<i>Girl Crazy</i> (1943 film) 1943 film by Norman Taurog, Busby Berkeley

Girl Crazy is a 1943 American musical film produced by the Freed Unit of Metro-Goldwyn-Mayer. Based on the stage musical Girl Crazy – which was written by Guy Bolton and Jack McGowan, with music and lyrics by George and Ira Gershwin – it stars Mickey Rooney and Judy Garland in the last of their nine co-starring movies. Production began with Busby Berkeley as director, but he was soon replaced by Norman Taurog.

<i>Strike Up the Band</i> (film) 1940 film by Busby Berkeley

Strike Up the Band is a 1940 American musical film produced by the Arthur Freed unit at Metro-Goldwyn-Mayer. The film was directed by Busby Berkeley and stars Mickey Rooney and Judy Garland, in the second of a series of musicals they co-starred in, after Babes in Arms, all directed by Berkeley.

Little Mickey Grogan is a 1927 American comedy-drama film directed by James Leo Meehan and written by Dwight Cummins, Dorothy Yost and Charles Kerr. The film stars Frankie Darro, Lassie Lou Ahern, Jobyna Ralston, Carroll Nye, Eugene Jackson, William Scott and Vadim Uraneff. The film was released on December 27, 1927, by Film Booking Offices of America.
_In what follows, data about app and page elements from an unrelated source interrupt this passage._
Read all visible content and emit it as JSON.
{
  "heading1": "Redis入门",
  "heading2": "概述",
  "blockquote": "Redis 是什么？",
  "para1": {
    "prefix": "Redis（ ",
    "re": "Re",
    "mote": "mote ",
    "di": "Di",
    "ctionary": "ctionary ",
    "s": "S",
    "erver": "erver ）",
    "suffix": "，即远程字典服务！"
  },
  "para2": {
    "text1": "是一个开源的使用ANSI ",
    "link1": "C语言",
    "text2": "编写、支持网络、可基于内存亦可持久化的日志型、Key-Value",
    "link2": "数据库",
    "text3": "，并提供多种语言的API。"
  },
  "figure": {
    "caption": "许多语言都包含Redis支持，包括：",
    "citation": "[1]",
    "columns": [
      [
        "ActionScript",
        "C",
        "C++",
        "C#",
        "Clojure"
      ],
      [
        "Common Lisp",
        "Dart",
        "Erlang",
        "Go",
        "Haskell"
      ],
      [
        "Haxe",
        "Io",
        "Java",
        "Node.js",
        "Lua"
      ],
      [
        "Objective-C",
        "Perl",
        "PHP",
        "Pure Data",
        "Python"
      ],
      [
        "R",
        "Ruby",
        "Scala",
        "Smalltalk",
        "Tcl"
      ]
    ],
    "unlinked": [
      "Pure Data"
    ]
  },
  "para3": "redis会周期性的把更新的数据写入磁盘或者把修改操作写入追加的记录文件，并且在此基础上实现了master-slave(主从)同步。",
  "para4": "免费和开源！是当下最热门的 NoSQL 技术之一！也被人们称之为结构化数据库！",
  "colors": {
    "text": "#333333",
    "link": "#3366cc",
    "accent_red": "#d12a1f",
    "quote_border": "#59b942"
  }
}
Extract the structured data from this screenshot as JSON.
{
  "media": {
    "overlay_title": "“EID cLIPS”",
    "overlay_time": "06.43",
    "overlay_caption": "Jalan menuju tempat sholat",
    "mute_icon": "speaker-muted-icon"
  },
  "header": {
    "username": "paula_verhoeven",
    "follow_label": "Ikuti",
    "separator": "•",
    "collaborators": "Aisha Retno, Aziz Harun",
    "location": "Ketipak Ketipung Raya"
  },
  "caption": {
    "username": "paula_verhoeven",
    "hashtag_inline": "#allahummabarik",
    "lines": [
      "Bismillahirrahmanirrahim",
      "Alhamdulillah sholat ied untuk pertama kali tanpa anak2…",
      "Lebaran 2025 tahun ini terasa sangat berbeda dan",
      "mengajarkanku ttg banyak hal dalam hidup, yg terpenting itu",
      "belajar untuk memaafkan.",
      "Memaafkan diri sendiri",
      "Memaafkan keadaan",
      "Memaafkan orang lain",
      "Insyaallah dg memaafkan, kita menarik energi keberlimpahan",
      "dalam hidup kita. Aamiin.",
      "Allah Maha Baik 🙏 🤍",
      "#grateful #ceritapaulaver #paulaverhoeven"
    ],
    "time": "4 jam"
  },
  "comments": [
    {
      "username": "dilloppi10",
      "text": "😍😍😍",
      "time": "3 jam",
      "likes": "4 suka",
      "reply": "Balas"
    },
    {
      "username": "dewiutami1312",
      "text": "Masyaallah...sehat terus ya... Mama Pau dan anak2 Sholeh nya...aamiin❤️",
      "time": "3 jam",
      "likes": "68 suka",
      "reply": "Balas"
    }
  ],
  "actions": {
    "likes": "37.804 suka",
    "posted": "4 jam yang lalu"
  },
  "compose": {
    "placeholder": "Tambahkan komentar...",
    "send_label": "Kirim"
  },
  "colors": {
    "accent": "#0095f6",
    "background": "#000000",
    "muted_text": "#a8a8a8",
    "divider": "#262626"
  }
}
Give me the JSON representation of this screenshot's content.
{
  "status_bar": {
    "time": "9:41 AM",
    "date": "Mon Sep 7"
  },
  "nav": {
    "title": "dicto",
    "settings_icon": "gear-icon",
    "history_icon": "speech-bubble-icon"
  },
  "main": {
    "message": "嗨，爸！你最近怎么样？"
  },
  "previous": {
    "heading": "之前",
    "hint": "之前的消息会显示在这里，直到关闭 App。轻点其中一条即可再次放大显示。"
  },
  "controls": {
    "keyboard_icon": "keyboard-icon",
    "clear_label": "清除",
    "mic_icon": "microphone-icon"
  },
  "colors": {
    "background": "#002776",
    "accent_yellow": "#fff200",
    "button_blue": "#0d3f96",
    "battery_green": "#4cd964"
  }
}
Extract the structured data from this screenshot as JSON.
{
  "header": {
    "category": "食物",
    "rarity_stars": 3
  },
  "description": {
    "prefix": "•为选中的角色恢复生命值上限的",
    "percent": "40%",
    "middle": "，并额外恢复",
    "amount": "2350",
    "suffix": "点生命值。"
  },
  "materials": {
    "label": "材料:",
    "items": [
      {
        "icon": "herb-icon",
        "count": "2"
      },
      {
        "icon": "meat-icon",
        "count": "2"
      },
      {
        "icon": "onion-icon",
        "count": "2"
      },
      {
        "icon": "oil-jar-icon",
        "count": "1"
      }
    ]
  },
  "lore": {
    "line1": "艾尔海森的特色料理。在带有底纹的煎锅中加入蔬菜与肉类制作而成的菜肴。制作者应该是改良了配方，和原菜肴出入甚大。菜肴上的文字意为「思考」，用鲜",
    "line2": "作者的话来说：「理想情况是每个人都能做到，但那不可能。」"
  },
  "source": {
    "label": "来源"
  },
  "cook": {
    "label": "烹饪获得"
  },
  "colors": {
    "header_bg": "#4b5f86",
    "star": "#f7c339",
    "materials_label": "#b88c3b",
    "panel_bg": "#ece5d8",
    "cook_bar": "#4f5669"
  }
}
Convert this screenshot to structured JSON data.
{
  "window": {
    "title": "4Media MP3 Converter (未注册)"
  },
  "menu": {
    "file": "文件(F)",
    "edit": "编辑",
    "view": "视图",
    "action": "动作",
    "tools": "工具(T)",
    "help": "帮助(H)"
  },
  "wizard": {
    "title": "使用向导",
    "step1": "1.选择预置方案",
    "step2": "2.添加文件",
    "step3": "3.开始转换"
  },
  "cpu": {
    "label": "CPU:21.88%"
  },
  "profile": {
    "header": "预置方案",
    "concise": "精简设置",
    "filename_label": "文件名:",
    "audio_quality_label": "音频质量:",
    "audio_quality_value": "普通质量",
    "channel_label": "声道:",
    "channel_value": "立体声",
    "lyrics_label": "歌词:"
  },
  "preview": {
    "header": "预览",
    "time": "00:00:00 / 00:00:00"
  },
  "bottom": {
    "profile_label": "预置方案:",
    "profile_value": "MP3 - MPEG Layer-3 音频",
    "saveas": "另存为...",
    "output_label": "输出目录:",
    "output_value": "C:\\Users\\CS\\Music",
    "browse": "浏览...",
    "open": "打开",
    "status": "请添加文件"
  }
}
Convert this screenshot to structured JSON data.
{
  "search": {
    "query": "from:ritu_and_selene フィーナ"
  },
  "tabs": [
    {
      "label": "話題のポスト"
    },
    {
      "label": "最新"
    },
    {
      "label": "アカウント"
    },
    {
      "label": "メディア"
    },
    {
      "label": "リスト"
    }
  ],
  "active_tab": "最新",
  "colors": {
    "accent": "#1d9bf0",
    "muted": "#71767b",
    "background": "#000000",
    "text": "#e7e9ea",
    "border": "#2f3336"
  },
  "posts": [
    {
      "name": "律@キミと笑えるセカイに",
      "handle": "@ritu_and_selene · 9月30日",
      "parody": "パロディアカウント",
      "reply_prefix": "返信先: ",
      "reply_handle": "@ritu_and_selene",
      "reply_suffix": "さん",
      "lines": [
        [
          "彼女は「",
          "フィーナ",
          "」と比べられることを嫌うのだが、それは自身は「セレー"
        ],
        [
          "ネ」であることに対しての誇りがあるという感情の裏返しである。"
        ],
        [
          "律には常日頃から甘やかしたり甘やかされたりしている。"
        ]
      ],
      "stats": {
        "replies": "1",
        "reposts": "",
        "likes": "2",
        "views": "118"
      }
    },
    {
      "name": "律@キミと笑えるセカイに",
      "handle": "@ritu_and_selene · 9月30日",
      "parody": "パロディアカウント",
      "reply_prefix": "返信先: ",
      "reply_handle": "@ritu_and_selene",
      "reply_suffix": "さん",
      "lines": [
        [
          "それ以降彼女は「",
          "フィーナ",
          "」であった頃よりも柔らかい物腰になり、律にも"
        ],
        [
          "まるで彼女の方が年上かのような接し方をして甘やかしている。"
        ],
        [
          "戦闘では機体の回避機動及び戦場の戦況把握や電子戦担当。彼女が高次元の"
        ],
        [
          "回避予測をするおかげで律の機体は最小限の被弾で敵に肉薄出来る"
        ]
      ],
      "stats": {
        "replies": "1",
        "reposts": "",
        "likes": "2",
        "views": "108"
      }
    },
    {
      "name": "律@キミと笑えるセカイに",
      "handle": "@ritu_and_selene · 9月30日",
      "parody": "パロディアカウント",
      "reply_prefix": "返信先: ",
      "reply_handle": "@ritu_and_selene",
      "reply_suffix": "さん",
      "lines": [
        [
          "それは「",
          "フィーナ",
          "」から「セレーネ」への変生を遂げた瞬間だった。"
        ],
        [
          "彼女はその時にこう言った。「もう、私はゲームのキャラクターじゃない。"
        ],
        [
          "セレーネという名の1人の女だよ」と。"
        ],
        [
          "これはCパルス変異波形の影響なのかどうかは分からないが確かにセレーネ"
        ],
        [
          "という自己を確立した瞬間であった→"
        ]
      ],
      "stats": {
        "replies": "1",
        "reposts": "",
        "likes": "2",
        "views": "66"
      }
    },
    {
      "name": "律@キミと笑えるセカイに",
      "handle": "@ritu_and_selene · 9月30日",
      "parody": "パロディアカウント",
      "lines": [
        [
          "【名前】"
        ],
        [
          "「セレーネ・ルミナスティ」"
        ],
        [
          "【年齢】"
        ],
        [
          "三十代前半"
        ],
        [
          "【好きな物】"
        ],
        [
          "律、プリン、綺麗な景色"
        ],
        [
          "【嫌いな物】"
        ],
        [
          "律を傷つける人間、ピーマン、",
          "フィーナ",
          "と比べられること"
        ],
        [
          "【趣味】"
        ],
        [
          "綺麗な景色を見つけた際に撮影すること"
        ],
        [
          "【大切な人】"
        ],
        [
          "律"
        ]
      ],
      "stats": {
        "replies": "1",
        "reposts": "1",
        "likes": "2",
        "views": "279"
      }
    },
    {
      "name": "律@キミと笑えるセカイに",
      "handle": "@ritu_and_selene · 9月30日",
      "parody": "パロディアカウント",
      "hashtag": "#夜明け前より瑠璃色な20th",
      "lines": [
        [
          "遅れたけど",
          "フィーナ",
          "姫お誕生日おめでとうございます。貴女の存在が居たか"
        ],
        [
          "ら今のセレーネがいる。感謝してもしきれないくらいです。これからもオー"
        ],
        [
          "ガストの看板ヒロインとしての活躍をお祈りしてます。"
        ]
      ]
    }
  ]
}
References

  1. 1 2 3 The Eddie Mannix Ledger, Los Angeles: Margaret Herrick Library, Center for Motion Picture Study.
  2. 1 2 Hirschhorn, Clive (1991) [1981]. The Hollywood Musical (2nd ed.). New York: Portland House. p. 139. ISBN   0-517-06035-3.
  3. "Sun Showers" (outtake from film) on YouTube